Improper Standard of Review
In his third point relied on, Appellant claims that the trial court erred and misapplied the law in affirming the findings of the CANRB in that it applied the wrong standard of review, judicial review, instead of the correct standard of review, trial de novo. In support of his argument, he cites the trial court's statement at the beginning of the hearing, “we are here this morning to take up Plaintiff's Petition for Judicial Review of a decision of the Child Abuse Neglect Review Board,” as evidence that the court was reviewing the decision and not conducting an independent hearing. What Appellant fails to clarify is that the trial court was reciting the title of his petition in its opening statement.
Section 210.152.5 reads in pertinent part:
If the alleged perpetrator is aggrieved by the decision of the child abuse and neglect review board, the alleged perpetrator may seek de novo judicial review in the circuit court in the county in which the alleged perpetrator resides and in circuits with split venue, in the venue in which the alleged perpetrator resides,․ The case may be assigned to the family court division where such a division has been established. The request for a judicial review shall be made within sixty days of notification of the decision of the child abuse and neglect review board decision. In reviewing such decisions, the circuit court shall provide the alleged perpetrator the opportunity to appear and present testimony. The alleged perpetrator may subpoena any witnesses except the alleged victim or the reporter. However, the circuit court shall have the discretion to allow the parties to submit the case upon a stipulated record.

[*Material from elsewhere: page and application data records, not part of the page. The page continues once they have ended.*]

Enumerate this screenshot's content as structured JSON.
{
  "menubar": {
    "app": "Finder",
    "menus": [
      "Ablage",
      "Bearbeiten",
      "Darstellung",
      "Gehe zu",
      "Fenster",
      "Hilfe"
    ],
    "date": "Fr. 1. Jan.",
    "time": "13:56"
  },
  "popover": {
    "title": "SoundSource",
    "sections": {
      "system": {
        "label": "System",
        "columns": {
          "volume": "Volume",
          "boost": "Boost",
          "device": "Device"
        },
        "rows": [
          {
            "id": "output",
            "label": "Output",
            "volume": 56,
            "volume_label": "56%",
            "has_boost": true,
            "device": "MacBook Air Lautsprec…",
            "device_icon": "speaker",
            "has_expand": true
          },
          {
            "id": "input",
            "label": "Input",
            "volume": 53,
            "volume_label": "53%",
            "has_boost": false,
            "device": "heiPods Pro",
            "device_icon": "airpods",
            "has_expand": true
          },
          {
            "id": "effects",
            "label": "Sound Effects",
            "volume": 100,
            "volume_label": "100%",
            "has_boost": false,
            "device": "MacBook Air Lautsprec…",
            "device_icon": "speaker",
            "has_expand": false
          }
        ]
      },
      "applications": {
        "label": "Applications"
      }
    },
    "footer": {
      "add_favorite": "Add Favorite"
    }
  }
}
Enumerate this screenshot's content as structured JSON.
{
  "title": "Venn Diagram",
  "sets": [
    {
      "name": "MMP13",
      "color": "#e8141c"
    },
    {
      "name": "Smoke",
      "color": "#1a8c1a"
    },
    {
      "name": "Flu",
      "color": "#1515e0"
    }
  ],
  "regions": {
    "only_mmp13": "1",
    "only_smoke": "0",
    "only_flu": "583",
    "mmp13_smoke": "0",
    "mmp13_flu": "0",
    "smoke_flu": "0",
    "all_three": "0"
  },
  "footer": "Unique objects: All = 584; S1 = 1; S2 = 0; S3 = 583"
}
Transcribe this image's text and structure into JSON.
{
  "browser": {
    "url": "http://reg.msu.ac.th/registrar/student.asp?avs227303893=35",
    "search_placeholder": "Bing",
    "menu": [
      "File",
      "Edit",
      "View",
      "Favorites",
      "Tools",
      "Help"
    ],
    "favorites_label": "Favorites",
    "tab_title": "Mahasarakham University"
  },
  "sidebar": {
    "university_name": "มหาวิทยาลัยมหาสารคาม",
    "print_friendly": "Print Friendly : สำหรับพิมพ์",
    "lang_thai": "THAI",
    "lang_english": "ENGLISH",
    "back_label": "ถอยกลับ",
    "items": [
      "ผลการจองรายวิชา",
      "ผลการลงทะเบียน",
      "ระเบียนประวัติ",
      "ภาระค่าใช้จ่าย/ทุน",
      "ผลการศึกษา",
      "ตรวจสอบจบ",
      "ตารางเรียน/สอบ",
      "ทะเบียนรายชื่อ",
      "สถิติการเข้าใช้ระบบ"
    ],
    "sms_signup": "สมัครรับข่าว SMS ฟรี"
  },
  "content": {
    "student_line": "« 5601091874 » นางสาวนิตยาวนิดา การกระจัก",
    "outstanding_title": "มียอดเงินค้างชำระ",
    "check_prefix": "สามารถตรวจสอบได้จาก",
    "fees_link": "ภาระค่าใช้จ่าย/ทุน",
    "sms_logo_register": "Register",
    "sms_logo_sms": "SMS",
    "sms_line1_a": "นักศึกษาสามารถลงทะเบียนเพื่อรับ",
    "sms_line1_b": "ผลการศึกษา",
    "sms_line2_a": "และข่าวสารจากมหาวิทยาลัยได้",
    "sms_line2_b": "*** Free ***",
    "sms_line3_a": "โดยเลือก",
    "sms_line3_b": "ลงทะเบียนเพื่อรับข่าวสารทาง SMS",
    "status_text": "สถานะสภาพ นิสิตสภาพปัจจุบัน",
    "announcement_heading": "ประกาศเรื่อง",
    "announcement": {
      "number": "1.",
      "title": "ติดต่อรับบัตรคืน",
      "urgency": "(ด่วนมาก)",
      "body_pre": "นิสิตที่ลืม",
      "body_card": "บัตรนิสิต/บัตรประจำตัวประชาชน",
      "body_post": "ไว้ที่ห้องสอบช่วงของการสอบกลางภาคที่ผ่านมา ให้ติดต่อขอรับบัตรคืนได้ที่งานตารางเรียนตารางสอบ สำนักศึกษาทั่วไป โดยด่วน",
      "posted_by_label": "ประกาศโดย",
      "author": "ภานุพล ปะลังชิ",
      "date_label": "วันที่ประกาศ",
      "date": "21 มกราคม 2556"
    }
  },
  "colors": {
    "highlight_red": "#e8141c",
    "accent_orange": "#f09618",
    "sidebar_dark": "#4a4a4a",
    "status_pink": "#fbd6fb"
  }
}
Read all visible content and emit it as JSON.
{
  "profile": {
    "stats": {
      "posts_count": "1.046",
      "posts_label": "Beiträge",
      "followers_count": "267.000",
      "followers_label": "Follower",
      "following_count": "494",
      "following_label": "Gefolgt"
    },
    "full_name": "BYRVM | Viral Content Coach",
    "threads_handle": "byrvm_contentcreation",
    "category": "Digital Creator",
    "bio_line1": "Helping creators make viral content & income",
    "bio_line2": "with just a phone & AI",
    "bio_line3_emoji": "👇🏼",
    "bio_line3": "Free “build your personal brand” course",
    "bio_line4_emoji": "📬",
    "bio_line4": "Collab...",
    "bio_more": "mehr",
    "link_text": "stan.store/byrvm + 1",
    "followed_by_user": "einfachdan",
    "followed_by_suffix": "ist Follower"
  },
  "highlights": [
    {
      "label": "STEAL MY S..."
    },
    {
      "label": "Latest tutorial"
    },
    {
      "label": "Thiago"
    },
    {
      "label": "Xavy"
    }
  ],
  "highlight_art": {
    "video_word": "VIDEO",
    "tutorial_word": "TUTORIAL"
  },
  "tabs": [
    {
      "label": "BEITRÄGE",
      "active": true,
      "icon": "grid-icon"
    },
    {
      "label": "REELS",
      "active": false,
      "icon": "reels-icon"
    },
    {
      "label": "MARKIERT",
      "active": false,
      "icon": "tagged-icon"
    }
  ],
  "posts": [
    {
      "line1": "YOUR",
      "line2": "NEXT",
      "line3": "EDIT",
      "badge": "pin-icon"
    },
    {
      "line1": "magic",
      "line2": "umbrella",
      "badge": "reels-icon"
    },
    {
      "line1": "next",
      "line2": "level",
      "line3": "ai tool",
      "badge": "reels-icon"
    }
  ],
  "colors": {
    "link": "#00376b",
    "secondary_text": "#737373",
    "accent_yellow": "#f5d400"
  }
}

Appellant's point relied on, that the trial court applied judicial review instead of trial de novo, makes no sense in the context of this provision. It appears that Appellant is trying to argue that the trial court based its decision on a review of the CANRB's findings rather than conducting its own hearing.
The trial court's Order and Judgment reads in its entirety: “This matter was called for hearing on 7-10-08. Based on the evidence heard and adduced, the Court hereby sustains and affirms the findings and determination of the Child Abuse and Neglect Review Board.” Based on this, Appellant argues that the trial court merely adopted the CANRB report and made no independent determination of the issue. There is nothing in the record to indicate that the trial court had the CANRB report in evidence. It heard Herbst's direct testimony, her cross-examination by Appellant's counsel, redirect testimony and recross-examination. During Herbst's testimony, the court occasionally asked questions to clarify its understanding of her statements. We are not persuaded that the trial court based its finding that Appellant sexually abused his daughter, K.P., by a preponderance of the evidence on anything other than the evidence it had before it. This point is denied.
For the foregoing reasons, the judgment of the trial court is affirmed.
NANNETTE A. BAKER, Judge.
KATHIANNE KNAUP CRANE, P.J., and CLIFFORD H. AHRENS, J., concur.